Apart from protecting your company from the clutches of corruption, the Adequate Procedures help your top management and the organisation gain confidence with an appropriate defence against liabilities under the corporate liability provision.
With guidance in managing third-party interactions in business conduct, the Adequate Procedures keep your business safe as you go on to achieve strategic objectives.
More importantly, Adequate Procedures protect the board and the management of the company, as the corporate liability provision establishes a two-fold liability on the organisation and the personnel.
As outlined in the Adequate Procedures Guidelines, if a corruption incident should occur, it will be up to the courts to decide whether the commercial organisation truly established the necessary safeguards that would have prevented the offence from happening in the first place. Additionally, the judiciary is likely to consider the circumstances of the case, including your organisation’s policies and procedures and the manner of implementation.
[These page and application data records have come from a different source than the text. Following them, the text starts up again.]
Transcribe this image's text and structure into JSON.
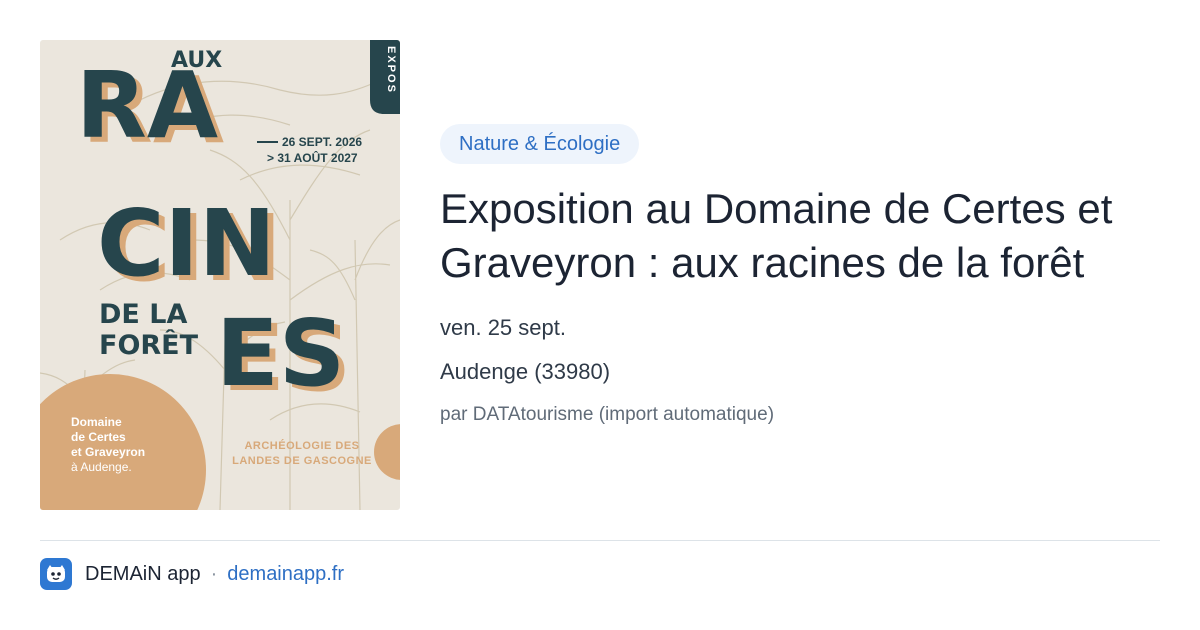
{
  "poster": {
    "title_words": [
      "AUX",
      "RA",
      "CIN",
      "ES",
      "DE LA",
      "FORÊT"
    ],
    "badge_text": "EXPOS",
    "date_start": "26 SEPT. 2026",
    "date_end": "> 31 AOÛT 2027",
    "venue_lines": [
      "Domaine",
      "de Certes",
      "et Graveyron",
      "à Audenge."
    ],
    "subtitle_lines": [
      "ARCHÉOLOGIE DES",
      "LANDES DE GASCOGNE"
    ],
    "colors": {
      "background": "#ebe6dd",
      "dark": "#26454c",
      "accent": "#d8a97a",
      "tree": "#c8bea7"
    }
  },
  "category": "Nature & Écologie",
  "title": "Exposition au Domaine de Certes et Graveyron : aux racines de la forêt",
  "date": "ven. 25 sept.",
  "location": "Audenge (33980)",
  "source": "par DATAtourisme (import automatique)",
  "footer": {
    "app_name": "DEMAiN app",
    "separator": "·",
    "link": "demainapp.fr",
    "icon": "demain-app-logo-icon"
  }
}
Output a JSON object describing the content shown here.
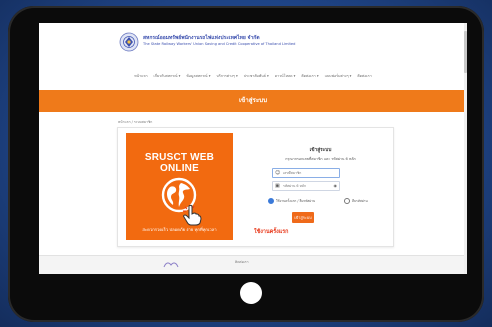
{
  "org": {
    "name_th": "สหกรณ์ออมทรัพย์พนักงานรถไฟแห่งประเทศไทย จำกัด",
    "name_en": "The State Railway Workers' Union Saving and Credit Cooperative of Thailand Limited"
  },
  "nav": {
    "items": [
      {
        "label": "หน้าแรก",
        "dropdown": false
      },
      {
        "label": "เกี่ยวกับสหกรณ์",
        "dropdown": true
      },
      {
        "label": "ข้อมูลสหกรณ์",
        "dropdown": true
      },
      {
        "label": "บริการต่างๆ",
        "dropdown": true
      },
      {
        "label": "ประชาสัมพันธ์",
        "dropdown": true
      },
      {
        "label": "ดาวน์โหลด",
        "dropdown": true
      },
      {
        "label": "ติดต่อเรา",
        "dropdown": true
      },
      {
        "label": "แบบฟอร์มต่างๆ",
        "dropdown": true
      },
      {
        "label": "ติดต่อเรา",
        "dropdown": false
      }
    ]
  },
  "banner": {
    "title": "เข้าสู่ระบบ"
  },
  "breadcrumb": "หน้าแรก / ระบบสมาชิก",
  "promo": {
    "title": "SRUSCT WEB ONLINE",
    "subtitle": "สะดวกรวดเร็ว  ปลอดภัย  ง่าย  ทุกที่ทุกเวลา"
  },
  "login": {
    "title": "เข้าสู่ระบบ",
    "hint": "กรุณากรอกเลขที่สมาชิก และ รหัสผ่าน 6 หลัก",
    "username_placeholder": "เลขที่สมาชิก",
    "password_placeholder": "รหัสผ่าน 6 หลัก",
    "option_member": "ใช้งานครั้งแรก / ลืมรหัสผ่าน",
    "option_forgot": "ลืมรหัสผ่าน",
    "button": "เข้าสู่ระบบ"
  },
  "first_use_label": "ใช้งานครั้งแรก",
  "footer": {
    "text": "ติดต่อเรา"
  },
  "colors": {
    "accent": "#ef7a1a",
    "promo": "#f26a10",
    "brand_text": "#3b4fae",
    "callout": "#e8381a"
  },
  "icons": [
    "user-icon",
    "lock-icon",
    "eye-icon",
    "globe-icon",
    "pointing-hand-icon",
    "org-seal-icon"
  ]
}
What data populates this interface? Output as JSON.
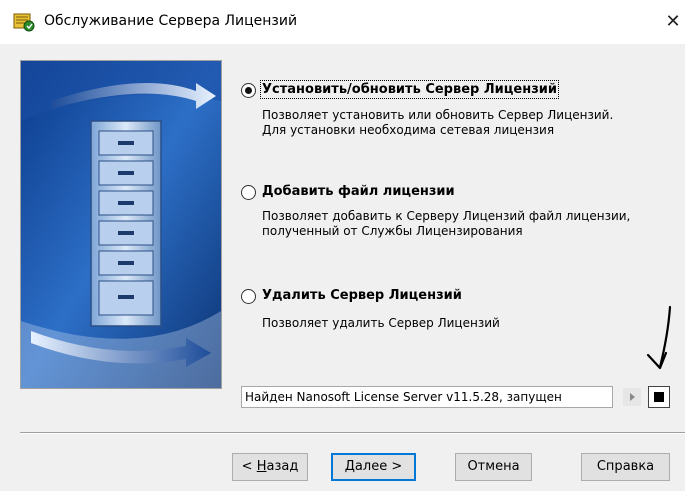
{
  "window": {
    "title": "Обслуживание Сервера Лицензий",
    "close_glyph": "✕",
    "icon": "license-app-icon"
  },
  "options": [
    {
      "label": "Установить/обновить Сервер Лицензий",
      "description": "Позволяет установить или обновить Сервер Лицензий. Для установки необходима сетевая лицензия",
      "selected": true
    },
    {
      "label": "Добавить файл лицензии",
      "description": "Позволяет добавить к Серверу Лицензий файл лицензии, полученный от Службы Лицензирования",
      "selected": false
    },
    {
      "label": "Удалить Сервер Лицензий",
      "description": "Позволяет удалить Сервер Лицензий",
      "selected": false
    }
  ],
  "status": {
    "text": "Найден Nanosoft License Server v11.5.28, запущен",
    "play_icon": "play-icon",
    "stop_icon": "stop-icon"
  },
  "buttons": {
    "back": {
      "prefix": "< ",
      "mnemonic": "Н",
      "rest": "азад"
    },
    "next": {
      "mnemonic": "Д",
      "rest": "алее >"
    },
    "cancel": "Отмена",
    "help": "Справка"
  },
  "colors": {
    "titlebar_bg": "#ffffff",
    "dialog_bg": "#f0f0f0",
    "accent_focus": "#0078d7",
    "panel_blue": "#0b3d8f"
  }
}
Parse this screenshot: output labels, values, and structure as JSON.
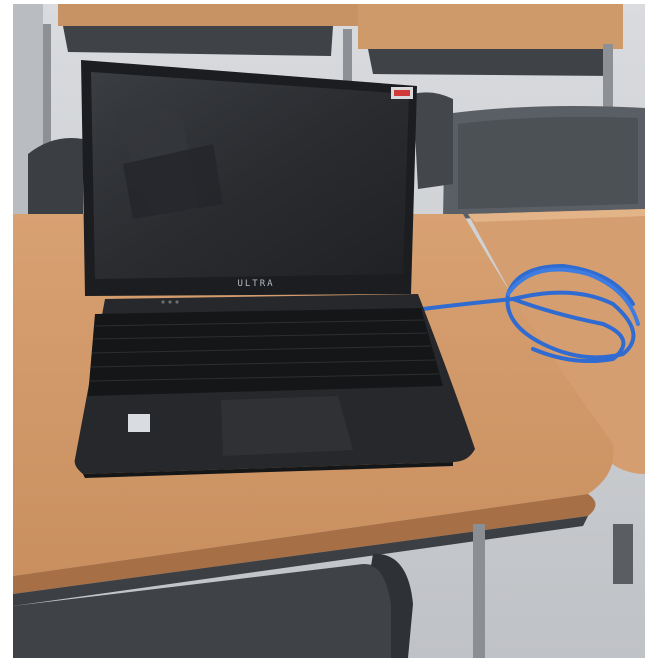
{
  "photo": {
    "laptop_brand": "ULTRA",
    "colors": {
      "floor": "#c9ccd0",
      "desk_wood": "#d29a6c",
      "desk_wood_dark": "#b27a50",
      "laptop_body": "#1e2023",
      "laptop_screen": "#2c2e31",
      "keyboard_keys": "#111214",
      "cable_blue": "#2f6bd0",
      "chair_gray": "#4d5257"
    }
  }
}
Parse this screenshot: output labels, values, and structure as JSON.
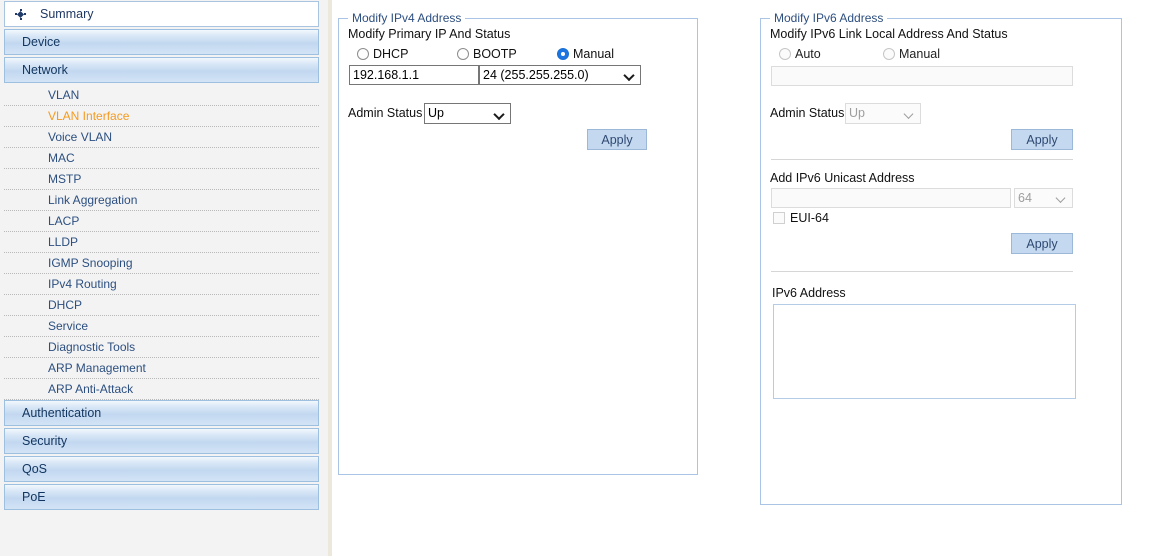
{
  "sidebar": {
    "top_item": {
      "label": "Summary",
      "icon": "diamond-icon"
    },
    "sections": [
      {
        "label": "Device",
        "expanded": false,
        "items": []
      },
      {
        "label": "Network",
        "expanded": true,
        "items": [
          {
            "label": "VLAN",
            "selected": false
          },
          {
            "label": "VLAN Interface",
            "selected": true
          },
          {
            "label": "Voice VLAN",
            "selected": false
          },
          {
            "label": "MAC",
            "selected": false
          },
          {
            "label": "MSTP",
            "selected": false
          },
          {
            "label": "Link Aggregation",
            "selected": false
          },
          {
            "label": "LACP",
            "selected": false
          },
          {
            "label": "LLDP",
            "selected": false
          },
          {
            "label": "IGMP Snooping",
            "selected": false
          },
          {
            "label": "IPv4 Routing",
            "selected": false
          },
          {
            "label": "DHCP",
            "selected": false
          },
          {
            "label": "Service",
            "selected": false
          },
          {
            "label": "Diagnostic Tools",
            "selected": false
          },
          {
            "label": "ARP Management",
            "selected": false
          },
          {
            "label": "ARP Anti-Attack",
            "selected": false
          }
        ]
      },
      {
        "label": "Authentication",
        "expanded": false,
        "items": []
      },
      {
        "label": "Security",
        "expanded": false,
        "items": []
      },
      {
        "label": "QoS",
        "expanded": false,
        "items": []
      },
      {
        "label": "PoE",
        "expanded": false,
        "items": []
      }
    ],
    "selected_color": "#f59a1e",
    "link_color": "#2c4f80"
  },
  "ipv4_panel": {
    "legend": "Modify IPv4 Address",
    "title": "Modify Primary IP And Status",
    "mode_options": [
      {
        "label": "DHCP",
        "selected": false
      },
      {
        "label": "BOOTP",
        "selected": false
      },
      {
        "label": "Manual",
        "selected": true
      }
    ],
    "ip_value": "192.168.1.1",
    "ip_placeholder": "",
    "mask_value": "24 (255.255.255.0)",
    "admin_status_label": "Admin Status",
    "admin_status_value": "Up",
    "apply_label": "Apply"
  },
  "ipv6_panel": {
    "legend": "Modify IPv6 Address",
    "link_local": {
      "title": "Modify IPv6 Link Local Address And Status",
      "mode_options": [
        {
          "label": "Auto",
          "selected": false
        },
        {
          "label": "Manual",
          "selected": false
        }
      ],
      "address_value": "",
      "address_placeholder": "",
      "admin_status_label": "Admin Status",
      "admin_status_value": "Up",
      "apply_label": "Apply"
    },
    "unicast": {
      "title": "Add IPv6 Unicast Address",
      "address_value": "",
      "address_placeholder": "",
      "prefix_value": "64",
      "eui64_label": "EUI-64",
      "eui64_checked": false,
      "apply_label": "Apply"
    },
    "address_list": {
      "title": "IPv6 Address",
      "entries": []
    }
  },
  "colors": {
    "accent_blue": "#1a75e0",
    "panel_border": "#a9c4e4",
    "apply_bg": "#c4d8f0",
    "selected_nav": "#f59a1e",
    "sidebar_bg": "#f3f3f3",
    "divider": "#ece8dc"
  }
}
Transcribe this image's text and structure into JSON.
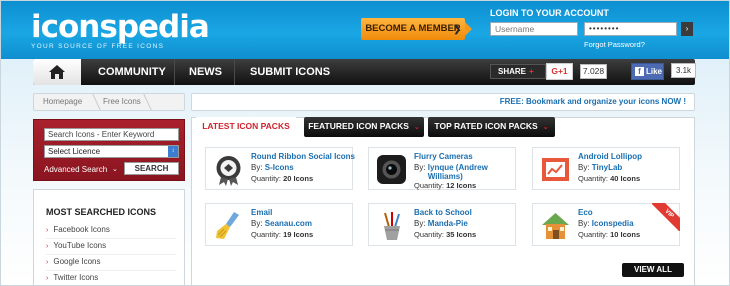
{
  "header": {
    "logo_text": "iconspedia",
    "logo_tagline": "YOUR SOURCE OF FREE ICONS",
    "member_button": "BECOME A MEMBER",
    "member_arrow": "❯",
    "login_title": "LOGIN TO YOUR ACCOUNT",
    "username_placeholder": "Username",
    "password_value": "••••••••",
    "login_go": "›",
    "forgot_password": "Forgot Password?"
  },
  "nav": {
    "items": [
      {
        "label": "COMMUNITY"
      },
      {
        "label": "NEWS"
      },
      {
        "label": "SUBMIT ICONS"
      }
    ],
    "share_label": "SHARE",
    "share_plus": "+",
    "gplus_label": "G+1",
    "gplus_count": "7.028",
    "fb_f": "f",
    "fb_like_label": "Like",
    "fb_count": "3.1k"
  },
  "breadcrumb": {
    "items": [
      "Homepage",
      "Free Icons"
    ]
  },
  "promo_text": "FREE: Bookmark and organize your icons NOW !",
  "search": {
    "input_placeholder": "Search Icons - Enter Keyword",
    "licence_value": "Select Licence",
    "licence_arrow": "↕",
    "advanced_label": "Advanced Search",
    "advanced_chevron": "⌄",
    "search_button": "SEARCH"
  },
  "most_searched": {
    "title": "MOST SEARCHED ICONS",
    "arrow": "›",
    "items": [
      "Facebook Icons",
      "YouTube Icons",
      "Google Icons",
      "Twitter Icons"
    ]
  },
  "tabs": {
    "latest": "LATEST ICON PACKS",
    "featured": "FEATURED ICON PACKS",
    "top_rated": "TOP RATED ICON PACKS",
    "chevron": "⌄"
  },
  "labels": {
    "by": "By:",
    "quantity": "Quantity:"
  },
  "packs": [
    {
      "title": "Round Ribbon Social Icons",
      "author": "S-Icons",
      "quantity": "20 Icons",
      "icon": "ribbon-badge-icon"
    },
    {
      "title": "Flurry Cameras",
      "author": "lynque (Andrew Williams)",
      "quantity": "12 Icons",
      "icon": "camera-icon"
    },
    {
      "title": "Android Lollipop",
      "author": "TinyLab",
      "quantity": "40 Icons",
      "icon": "chart-icon"
    },
    {
      "title": "Email",
      "author": "Seanau.com",
      "quantity": "19 Icons",
      "icon": "broom-icon"
    },
    {
      "title": "Back to School",
      "author": "Manda-Pie",
      "quantity": "35 Icons",
      "icon": "pencil-cup-icon"
    },
    {
      "title": "Eco",
      "author": "Iconspedia",
      "quantity": "10 Icons",
      "icon": "house-icon",
      "badge": "VIP"
    }
  ],
  "view_all": "VIEW ALL"
}
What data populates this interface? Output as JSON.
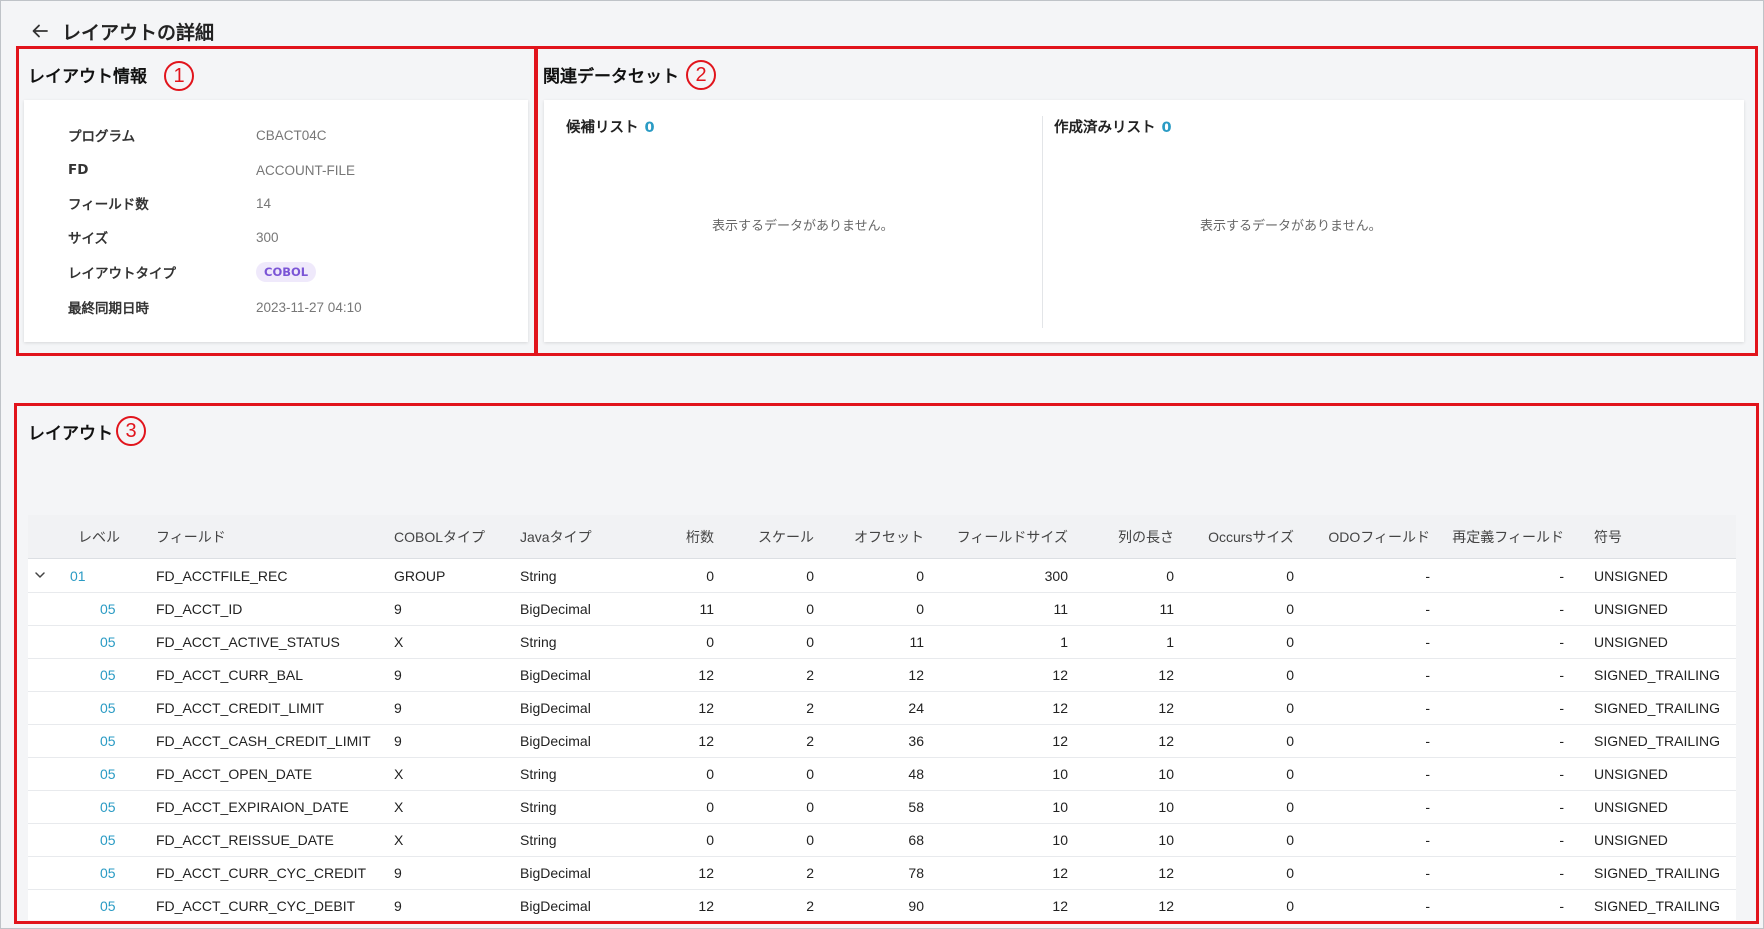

The Adequate Procedures, along with implementation efforts go a long way in safeguarding your company against corruption risks that impact levels of integrity, and consequently on your business.
Even now, especially as we are still trapped, combating the COVID-19 pandemic, efforts are still needed to protect your organisation. Whatever the time and effort to establish groundwork – it will be worth it.
References and Resources
National Centre for Governance, Integrity and Anti-Corruption (GIACC). (2018). Guidelines on Adequate Procedures. Pursuant to subsection (5) of Section 17A under the Malaysian Anti-Corruption Commission Act 2009. GIACC. https://giacc.jpm.gov.my/garis-panduan-tatacara/
National Anti-Corruption Plan 2019-2023. (2019). Prime Minister’s Office of Malaysia. Retrieved from https://www.pmo.gov.my/2019/07/national-anti-corruption-plan/
What is corruption? (2021). Transparency International. Retrieved from https://www.transparency.org/en/what-is-corruption
Section 17A Of MACC Act 2009 (Amendment 2018) Comes Into Force Today [PRESS RELEASE]. (2020). Malaysian Anti-Corruption Commission. Retrieved from https://www.sprm.gov.my/index.php?page_id=105&contentid=539&language=en
“GARIS PANDUAN TATACARA MENCUKUPI”, Pusat Governans, Integriti dan Anti-Rasuah Nasional (GIACC). Retrieved from https://giacc.jpm.gov.my/garis-panduan-tatacara/